When tens of thousands of miles on the Mongol Rally become monotonous, mother nature steps in. 


I propped my feet into the crook of the passenger seat and my rear window, inviting the wind to cool my sweaty legs.

They were a slight shade darker than the sprawling dead grass that whizzed by our car in the middle of Kazakhstan, but of the same golden brown hue. I’d been wearing my one pair of flip-flops everyday for weeks. Now bare, my feet revealed a tan lined V, cross hatching the dirty blue veins that snaked towards tiny patches of red nail polish, still clinging to my toes.

It is amazing how a little shrinking island of red toe nail polish can demand your attention when you’ve been in a car all day -- day after day.  

Brent sat in front of me, his arm draped over the windowsill, his hand caressing and curling with the gusts. I watched his five fingers play with the wind like someone might watch an unusual bird, fascinated by the dipping and diving -– the way it toyed with the strength of the air.

After three weeks on the Mongol Rally, a 10,000-mile drive from London to Mongolia, I'd hate to admit I was bored. But these periods of lulled interest in the passing scenery and the intricacies of our experience were slowly giving way to clock watching.

It was 4:00 p.m. And thankfully, it was my turn to drive.   

Hilton pulled over at a deserted petrol station to switch seats and we all stretched our limbs and dusted off our shirts, shaking them against our sticky skin.

We had no air conditioner in our little Fiat Panda. With a 1.2 liter or smaller engine requirement, it was like sitting in a toaster oven. We had imprinted sweat stains on all three useable seats and had completely given up on keeping the inside clean, as waves of dirt would inevitably crash through the open windows. It was impossible to keep them shut without baking our organs.

“Here ya go!” Hilton tossed me the keys and I plopped into the damp driver’s seat.

The road had looked more like the surface of the moon than a highway.

We had covered a pitiful 500 kilometers in the past two days and they had been the most difficult so far.  The road had looked more like the surface of the moon than a highway and our six or so inches of clearance had screeched and scraped against potholes the size of our car as we veered and bounded around nerve-wracking obstacles.

But this afternoon had offered a relatively clean stretch of new road, and I was reenergized by the opportunity to drive it. I started off, still hunched over the steering wheel with the awareness that any second, a hole could open up, or the road could just end.

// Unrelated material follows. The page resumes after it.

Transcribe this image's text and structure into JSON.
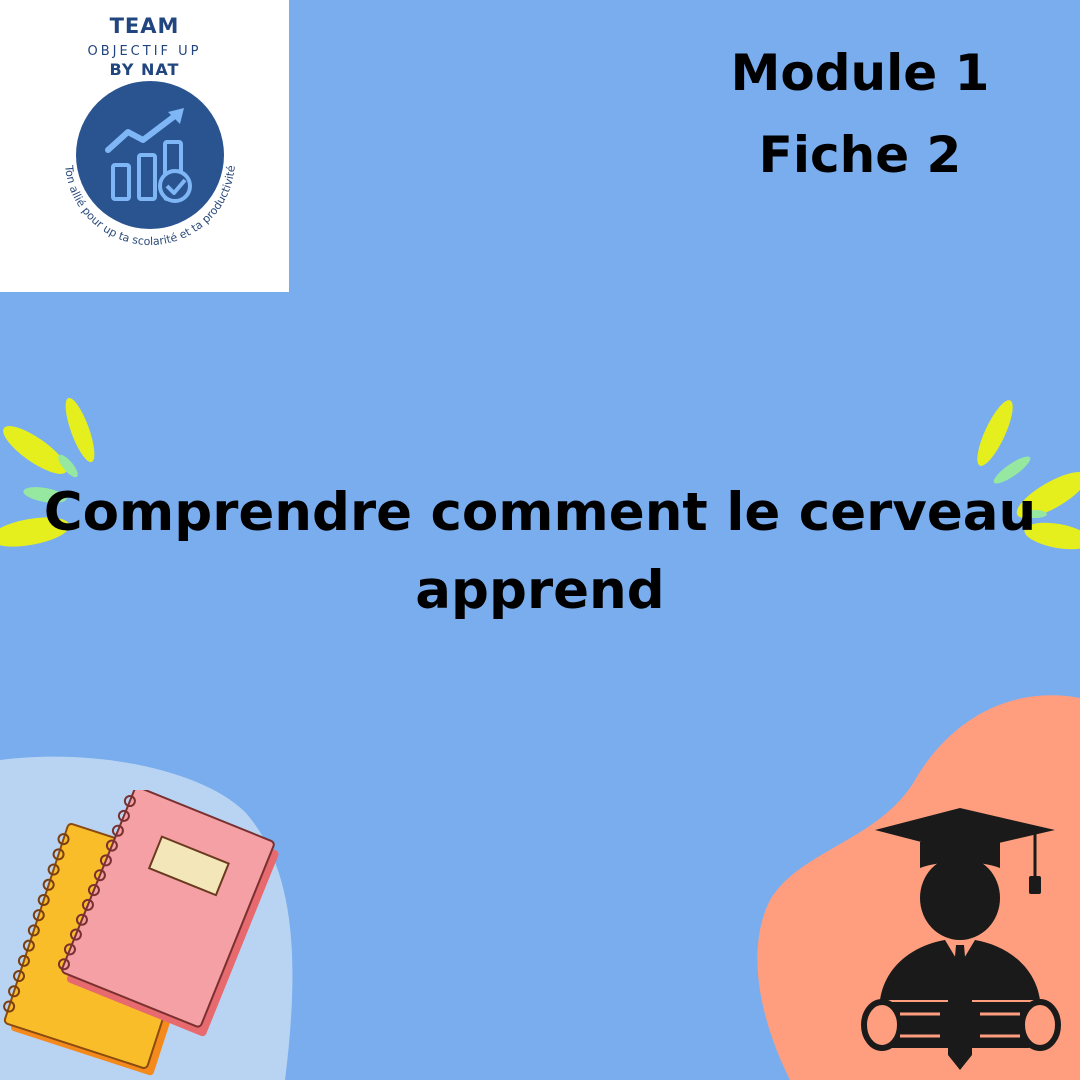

Roads do that in Kazakhstan.

Soon I relaxed enough to look around, toy with the music selection, and snack on nuts and dried fruit, eating the little pieces one by one in an effort to make them last.

After what had to have been a couple albums playing through, I looked at the clock again.

4:30 p.m.

Time was, indeed, starting to drag.


Somewhere between selecting new music and looking at the clock another five times, I noticed the color of our surrounding landscape had changed drastically. Browns and yellows had been shifting to green for some time, but the tall grass had abruptly taken on a sickly, bluish tint.

The sky in front of us was darkening, but sunlight still bore down on the road just ahead. Slowly, the shadow of cloud cover was closing in. In the distance, I could see the blues and greens folding together into what suddenly resembled a tornado.

“Check out the sky,” I alerted the boys, who were both drifting off. “That looks like a funnel out there.”

“Shit.” Hilton rubbed his eyes and blinked like it might disappear.

“It can’t be a tornado,” offered Brent, with little conviction.

Watching it intently as we cruised along, I wasn’t convinced.

Uncounted minutes ticked by with my eyes glued to the point at which the horizon ended at a thick, gray haze. And then, it hit us.

We frantically cranked our manual windows as rain pelted our Panda with a force that shook the car. The wind pushed and pulled us away from our straight line on the road ahead, and visibility shrunk to a few shallow feet.  

I thought of Andy and Dave, the team we had convoyed with since the Kazakhstan border, and looked back to see nothing but two tiny lights, fighting through the downpour.

Hail the size of golf balls was hitting our windows now with a rumbling sound I could feel in the pit of my stomach.

Brown water poured down the windshield as the wipers struggled to keep up, washing away the dirt of the previous miles.

My shoulders were creeping ever closer to my ears when the SHHHHH of the rain turned into a roar of something solid.

Hail the size of golf balls was hitting our windows now with a rumbling sound I could feel in the pit of my stomach.

Nervous laughter shifted to quiet expressions of concern as Brent and Hilton each stretched their shirts across their arms and held them against the window in a pitiful attempt to soften the impact. No one spoke -- we couldn’t hear each other if we tried. The windows vibrated as if they’d shatter at any moment.

My back and my arms ached with tension as I learned even further over the steering wheel, fighting through the thick white streaks of ice to see the road ahead.

“Guys, what do we do??” I was starting to panic.

“Just keep driving, nice and slow!” Brent shouted, trying and failing to sound calm. “We’ll be out of this soon!”

We passed a truck, pulled over on the opposite side of the road and without thinking about it, I slowed to a stop as the 18-wheeler’s body softened the roar of raining ice.

Andy and Dave pulled up alongside us.

Dave and I waved at each other with fear and amusement dancing across our faces. I motioned for him to roll down his window so that we could talk. He allowed a crack of space before quickly changing his mind as hail pelted his face.

We were both laughing when he looked up again, his face red and wet. I shrugged and pointed forward.

We continued on.

My eyes never faltered from the road directly in front of us, until they briefly followed a herd of wild horses, huddled together for protection. The stout ponies with their long manes dancing in the wind, stood with their butts to the hail. I winced at the sound of it hitting our car, imagining what that noise would feel like on skin.

As my sympathies lingered with the horses, the hail began to shrink and turned back to rain. Just as quickly as the wall of darkness had engulfed our cars, the sun broke through, illuminating the layer of glittering white balls, splayed harmlessly now across the black asphalt.

We pulled over and jumped out, everyone staring wide-eyed at the vicious sky that had nearly shattered our cars.

It looked deviously bright now, with dark clouds crawling further and further away.

We snapped pictures and took turns recalling the experience as if we all hadn’t just been there, minutes earlier.

The well-traveled filth of our car, layers from eleven countries so far, had been washed off – the side panels now rippled with dents. I ran my hand over a door, feeling our new badge of honor.

Once our nerves had settled, and the damage assessment revealed nothing more than welts that we’d later share with fellow rally drivers as evidence of surviving what may have been the outskirts of a tornado, we climbed back into a much cooler car, and continued on our way.

I didn’t look at the clock again that day.

Britany Robinson is a Portland-based writer and the journey editor of Limbo.